Harden wants out of Houston. The Rockets’ superstar first requested a trade to the Brooklyn Nets. Now, his preferred destinations include Milwaukee, Philadelphia, and Miami according to Shams Charania. It’s no coincidence that all four of these teams are at the top of the Eastern Conference. Harden’s ready to team up with a new superstar. “The Beard” wants his ring.
Houston came close to making the Finals in both 2018 and 2019, but it appears that’s as close as they’ll ever get in the Harden era. The championship window closed in the blink of an eye. Mike D’Antoni, Daryl Morey, and Russell Westbrook are all gone. The writing is on the wall for Harden. If he wants to win a championship, he will most likely need to leave Houston to do it.
Superstars forcing themselves out of a situation is not uncommon. From legends like Wilt Chamberlain and Kareem Abdul-Jabbar to current players like Kyrie Irving and Kawhi Leonard, the tale of the unhappy superstar is as old as time. Most recently, Anthony Davis requested a trade from the New Orleans Pelicans and cited the Los Angeles Lakers as his preferred team. This is one of the rare occurrences where the preferred destination had the best package of players and picks to offer so the Pelicans and Lakers made the deal.
The player empowerment era is a double-edged sword. Players should have more freedom to team up in the NBA. It becomes a problem when superstars ask to be traded with two to 3 years left on huge contracts. While I’m predominantly on the side of players, it’s becoming increasingly difficult to side with Harden.
If Harden wants out, then that’s his decision. However, his actions over the past few weeks are indefensible. While his teammates were preparing for training camp, Harden went on a tour around the country, gifting Lil Baby with expensive gifts in Atlanta and partying in Las Vegas “till the break of dawn, yo.” In a normal year, that’s behavior is acceptable, but when it’s a pandemic and these actions go against league protocols, it’s inexcusable.
Harden is putting first-year coach Stephen Silas in a terrible predicament, where Silas will have to answer questions about Harden wanting out for as long as he’s a member of the Rockets. This relationship can still blossom now that Harden reported to camp, but it’s off to a rocky start.
Harden gets unfairly criticized by certain members of the media who only judge his bad moments instead of respecting his greatness. In my opinion, Harden is one of the most gifted and prolific offensive threats in NBA history. Many will point out a blown defensive assignment from an irrelevant regular season game before ever mentioning that Harden has averaged over 25 points per game ever year since 2012 and including 30 points per game the past three seasons. His playoff shortcomings can be open to criticism, but to not acknowledge Harden as one of the three best guards in the league is a crime.
Despite all of this negative attention, Harden has the secret to changing the narrative and that’s winning. Remember when Jimmy Butler went scorched earth and burned every bridge in Minnesota on his way out the door? That’s all been erased from memory after his unforgettable run in the NBA Bubble with the Miami Heat. Remember when the media destroyed Tiger Woods for his off-the-course endeavors and his lack of a major for over 10 years? That all changed with his win at the Masters in 2019.

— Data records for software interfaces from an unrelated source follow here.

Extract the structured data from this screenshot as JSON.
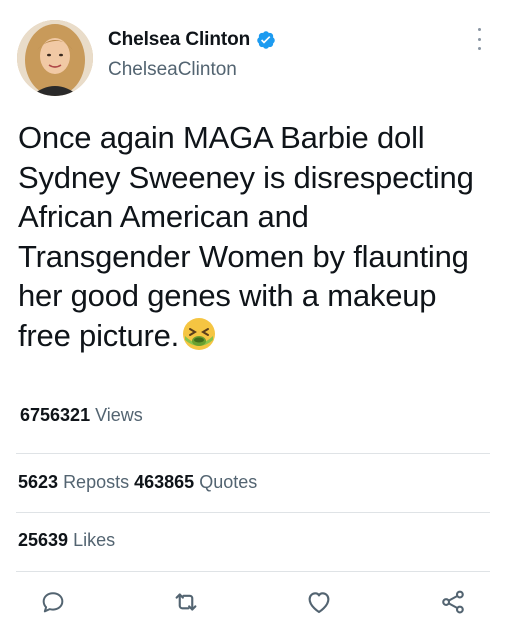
{
  "tweet": {
    "author": {
      "display_name": "Chelsea Clinton",
      "handle": "ChelseaClinton",
      "verified": true
    },
    "text": "Once again MAGA Barbie doll Sydney Sweeney is disrespecting African American and Transgender Women by flaunting her good genes with a makeup free picture.",
    "emoji": "nauseated-face",
    "views": {
      "count": "6756321",
      "label": "Views"
    },
    "reposts": {
      "count": "5623",
      "label": "Reposts"
    },
    "quotes": {
      "count": "463865",
      "label": "Quotes"
    },
    "likes": {
      "count": "25639",
      "label": "Likes"
    }
  },
  "actions": [
    "reply",
    "repost",
    "like",
    "share"
  ],
  "colors": {
    "text": "#0f1419",
    "secondary": "#536471",
    "verified_blue": "#1d9bf0",
    "divider": "#dfe3e6",
    "icon": "#536471"
  }
}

To quote Tiger, “Winning takes care of everything.” Despite the negative press around his nightclub tour and tumultuous relationship with the Rockets, if James Harden wins a championship in the foreseeable future, this will all be an afterthought.
What should the Rockets do with James Harden? Leave your comments below or tweet us, @unafraidshow.